=== Work request ===
For the string "true", state how many lines of the data hold it. Give nothing besides the number.

=== Task inputs ===
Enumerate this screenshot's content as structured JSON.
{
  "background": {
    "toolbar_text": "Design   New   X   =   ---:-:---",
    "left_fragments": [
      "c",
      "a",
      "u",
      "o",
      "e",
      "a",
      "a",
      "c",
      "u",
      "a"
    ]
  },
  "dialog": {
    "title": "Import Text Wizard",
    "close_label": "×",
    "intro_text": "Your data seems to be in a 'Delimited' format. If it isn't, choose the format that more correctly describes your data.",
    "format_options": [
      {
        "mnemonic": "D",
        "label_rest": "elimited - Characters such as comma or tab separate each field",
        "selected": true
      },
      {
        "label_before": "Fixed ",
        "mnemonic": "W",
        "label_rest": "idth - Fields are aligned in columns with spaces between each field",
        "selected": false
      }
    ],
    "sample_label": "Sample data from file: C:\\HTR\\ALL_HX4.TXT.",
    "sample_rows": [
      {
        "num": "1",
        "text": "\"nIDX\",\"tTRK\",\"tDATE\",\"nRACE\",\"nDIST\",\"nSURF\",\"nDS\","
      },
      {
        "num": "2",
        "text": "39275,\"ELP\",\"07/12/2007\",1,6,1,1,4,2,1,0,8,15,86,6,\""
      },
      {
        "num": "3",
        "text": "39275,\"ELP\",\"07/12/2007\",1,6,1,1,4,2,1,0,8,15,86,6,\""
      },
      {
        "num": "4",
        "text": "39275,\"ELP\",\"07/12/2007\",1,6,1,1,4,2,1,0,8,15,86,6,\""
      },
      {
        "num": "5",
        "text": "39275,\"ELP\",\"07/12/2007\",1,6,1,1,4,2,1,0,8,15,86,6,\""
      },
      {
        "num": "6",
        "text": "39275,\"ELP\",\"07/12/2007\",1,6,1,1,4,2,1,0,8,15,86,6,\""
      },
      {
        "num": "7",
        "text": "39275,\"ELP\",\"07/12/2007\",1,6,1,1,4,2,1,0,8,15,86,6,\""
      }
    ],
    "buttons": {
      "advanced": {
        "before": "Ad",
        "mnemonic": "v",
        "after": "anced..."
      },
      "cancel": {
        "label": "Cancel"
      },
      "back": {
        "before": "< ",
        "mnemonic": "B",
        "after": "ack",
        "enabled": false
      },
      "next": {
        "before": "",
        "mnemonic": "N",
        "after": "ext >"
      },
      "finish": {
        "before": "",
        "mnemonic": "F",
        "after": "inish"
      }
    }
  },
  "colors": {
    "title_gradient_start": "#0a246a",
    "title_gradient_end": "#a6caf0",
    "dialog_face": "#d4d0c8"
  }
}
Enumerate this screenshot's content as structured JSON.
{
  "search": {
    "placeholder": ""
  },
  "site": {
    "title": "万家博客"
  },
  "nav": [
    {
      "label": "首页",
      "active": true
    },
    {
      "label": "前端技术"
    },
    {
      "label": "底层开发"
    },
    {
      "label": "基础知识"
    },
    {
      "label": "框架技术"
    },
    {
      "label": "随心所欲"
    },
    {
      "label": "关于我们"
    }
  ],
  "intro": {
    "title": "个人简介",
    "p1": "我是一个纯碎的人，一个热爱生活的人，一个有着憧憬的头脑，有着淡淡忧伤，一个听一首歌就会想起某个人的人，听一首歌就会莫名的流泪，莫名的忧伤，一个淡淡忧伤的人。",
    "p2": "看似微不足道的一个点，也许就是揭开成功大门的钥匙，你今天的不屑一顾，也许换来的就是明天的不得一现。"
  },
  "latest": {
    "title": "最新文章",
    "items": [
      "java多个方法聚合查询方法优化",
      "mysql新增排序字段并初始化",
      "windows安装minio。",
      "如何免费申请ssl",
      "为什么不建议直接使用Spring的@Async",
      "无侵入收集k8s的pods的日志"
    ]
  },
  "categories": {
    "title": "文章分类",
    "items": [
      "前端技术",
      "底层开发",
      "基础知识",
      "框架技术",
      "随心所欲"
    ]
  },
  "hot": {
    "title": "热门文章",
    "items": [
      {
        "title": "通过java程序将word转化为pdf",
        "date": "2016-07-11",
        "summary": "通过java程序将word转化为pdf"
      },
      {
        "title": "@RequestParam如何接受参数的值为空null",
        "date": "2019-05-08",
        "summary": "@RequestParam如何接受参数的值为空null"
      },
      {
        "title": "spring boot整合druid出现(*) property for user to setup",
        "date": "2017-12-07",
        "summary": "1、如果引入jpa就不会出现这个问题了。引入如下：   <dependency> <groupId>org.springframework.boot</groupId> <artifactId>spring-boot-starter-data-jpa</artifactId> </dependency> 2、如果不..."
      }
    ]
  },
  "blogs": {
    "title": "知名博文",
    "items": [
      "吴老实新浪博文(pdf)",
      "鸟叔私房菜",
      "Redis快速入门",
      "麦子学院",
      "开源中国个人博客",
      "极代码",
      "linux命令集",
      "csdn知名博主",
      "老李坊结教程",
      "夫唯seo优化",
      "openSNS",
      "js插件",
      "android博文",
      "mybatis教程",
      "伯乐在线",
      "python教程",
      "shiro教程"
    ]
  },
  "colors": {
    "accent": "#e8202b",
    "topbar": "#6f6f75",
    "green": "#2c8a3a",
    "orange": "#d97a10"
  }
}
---
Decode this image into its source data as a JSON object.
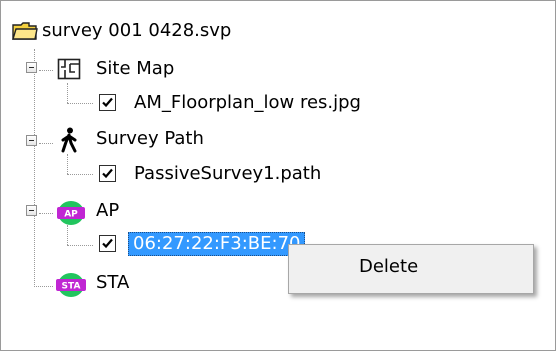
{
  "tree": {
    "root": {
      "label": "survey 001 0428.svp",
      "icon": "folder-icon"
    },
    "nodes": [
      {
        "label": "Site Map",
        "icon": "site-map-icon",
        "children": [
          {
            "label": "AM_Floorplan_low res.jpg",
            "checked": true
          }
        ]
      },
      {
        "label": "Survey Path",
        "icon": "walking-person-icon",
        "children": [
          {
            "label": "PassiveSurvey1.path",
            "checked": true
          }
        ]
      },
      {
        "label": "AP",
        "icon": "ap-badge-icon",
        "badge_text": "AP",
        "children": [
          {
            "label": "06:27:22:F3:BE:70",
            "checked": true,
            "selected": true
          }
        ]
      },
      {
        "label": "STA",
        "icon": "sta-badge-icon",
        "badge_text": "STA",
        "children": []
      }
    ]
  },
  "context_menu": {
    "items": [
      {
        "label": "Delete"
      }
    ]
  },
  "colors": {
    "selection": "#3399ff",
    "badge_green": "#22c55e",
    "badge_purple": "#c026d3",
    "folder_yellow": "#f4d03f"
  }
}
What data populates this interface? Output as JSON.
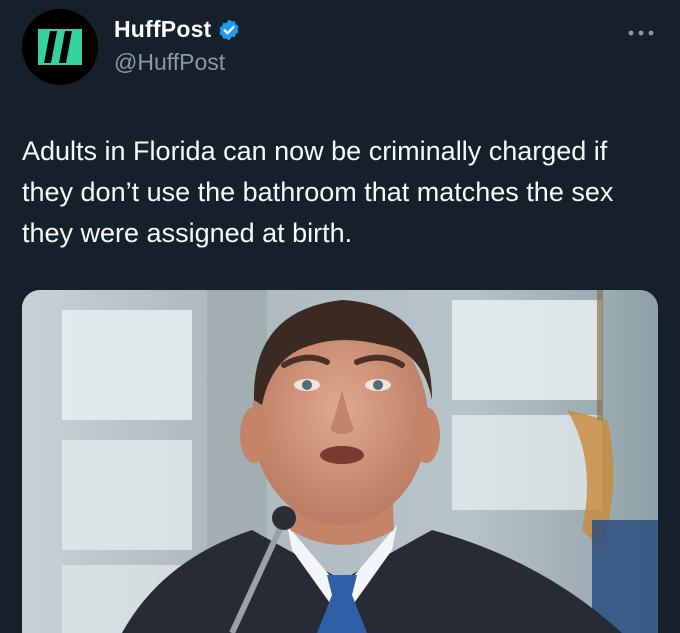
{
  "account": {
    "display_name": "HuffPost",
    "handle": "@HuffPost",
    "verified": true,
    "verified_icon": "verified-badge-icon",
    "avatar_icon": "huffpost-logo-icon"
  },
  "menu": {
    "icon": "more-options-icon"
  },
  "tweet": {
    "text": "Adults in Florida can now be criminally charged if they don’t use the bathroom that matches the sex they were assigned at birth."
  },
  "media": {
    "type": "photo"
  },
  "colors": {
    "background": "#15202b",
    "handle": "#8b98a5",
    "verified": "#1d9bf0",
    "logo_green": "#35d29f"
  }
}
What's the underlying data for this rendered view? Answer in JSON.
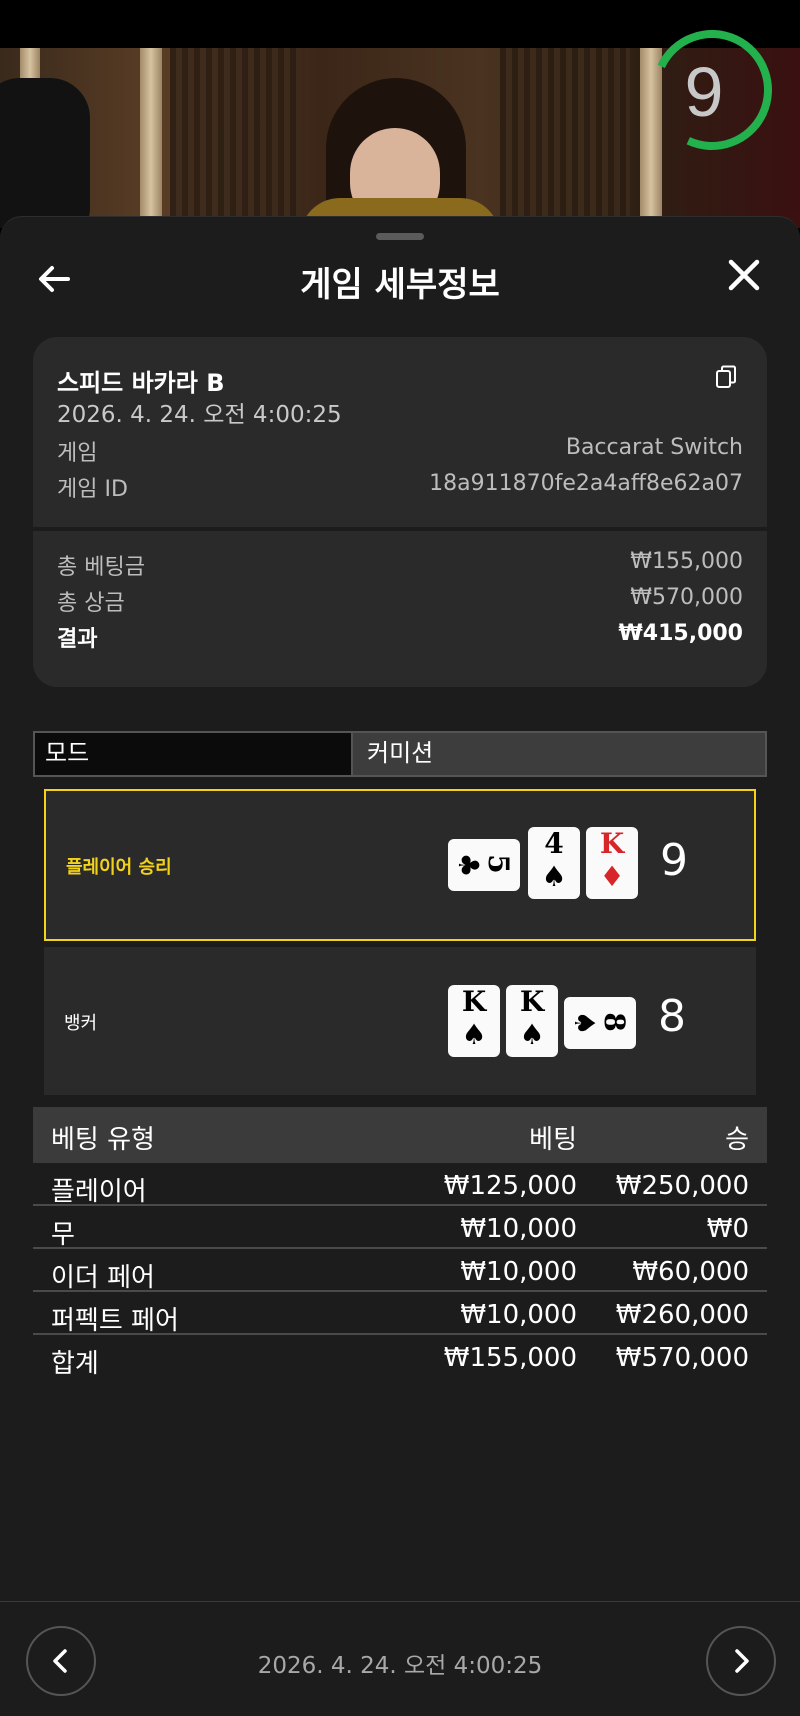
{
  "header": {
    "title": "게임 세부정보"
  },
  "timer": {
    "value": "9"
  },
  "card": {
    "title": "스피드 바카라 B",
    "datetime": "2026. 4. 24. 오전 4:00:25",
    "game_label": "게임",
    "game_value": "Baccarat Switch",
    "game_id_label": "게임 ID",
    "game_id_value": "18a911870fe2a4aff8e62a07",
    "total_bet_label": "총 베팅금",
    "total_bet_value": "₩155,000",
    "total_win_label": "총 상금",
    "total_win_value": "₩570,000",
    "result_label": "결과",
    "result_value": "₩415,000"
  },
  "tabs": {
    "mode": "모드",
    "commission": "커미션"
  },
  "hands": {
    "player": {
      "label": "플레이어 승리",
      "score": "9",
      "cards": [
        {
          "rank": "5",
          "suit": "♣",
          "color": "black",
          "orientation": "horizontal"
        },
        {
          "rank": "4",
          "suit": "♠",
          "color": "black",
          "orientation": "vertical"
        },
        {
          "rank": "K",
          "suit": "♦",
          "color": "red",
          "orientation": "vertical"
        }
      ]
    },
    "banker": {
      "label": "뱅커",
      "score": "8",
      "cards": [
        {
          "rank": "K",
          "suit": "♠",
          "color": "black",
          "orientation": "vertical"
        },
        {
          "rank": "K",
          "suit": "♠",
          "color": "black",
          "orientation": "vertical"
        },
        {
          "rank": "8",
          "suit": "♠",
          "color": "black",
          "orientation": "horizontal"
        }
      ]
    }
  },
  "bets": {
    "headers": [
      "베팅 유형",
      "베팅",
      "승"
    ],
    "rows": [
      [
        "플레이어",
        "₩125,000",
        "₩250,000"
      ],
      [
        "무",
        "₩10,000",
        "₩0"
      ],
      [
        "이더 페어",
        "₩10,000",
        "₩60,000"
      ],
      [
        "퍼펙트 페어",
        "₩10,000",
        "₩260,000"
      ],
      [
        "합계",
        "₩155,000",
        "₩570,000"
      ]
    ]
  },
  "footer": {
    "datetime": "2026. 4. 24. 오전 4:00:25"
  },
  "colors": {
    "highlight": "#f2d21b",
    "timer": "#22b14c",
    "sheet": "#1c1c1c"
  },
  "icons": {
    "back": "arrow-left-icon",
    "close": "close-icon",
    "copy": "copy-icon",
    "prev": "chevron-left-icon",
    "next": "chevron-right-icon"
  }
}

=== Reply ===
7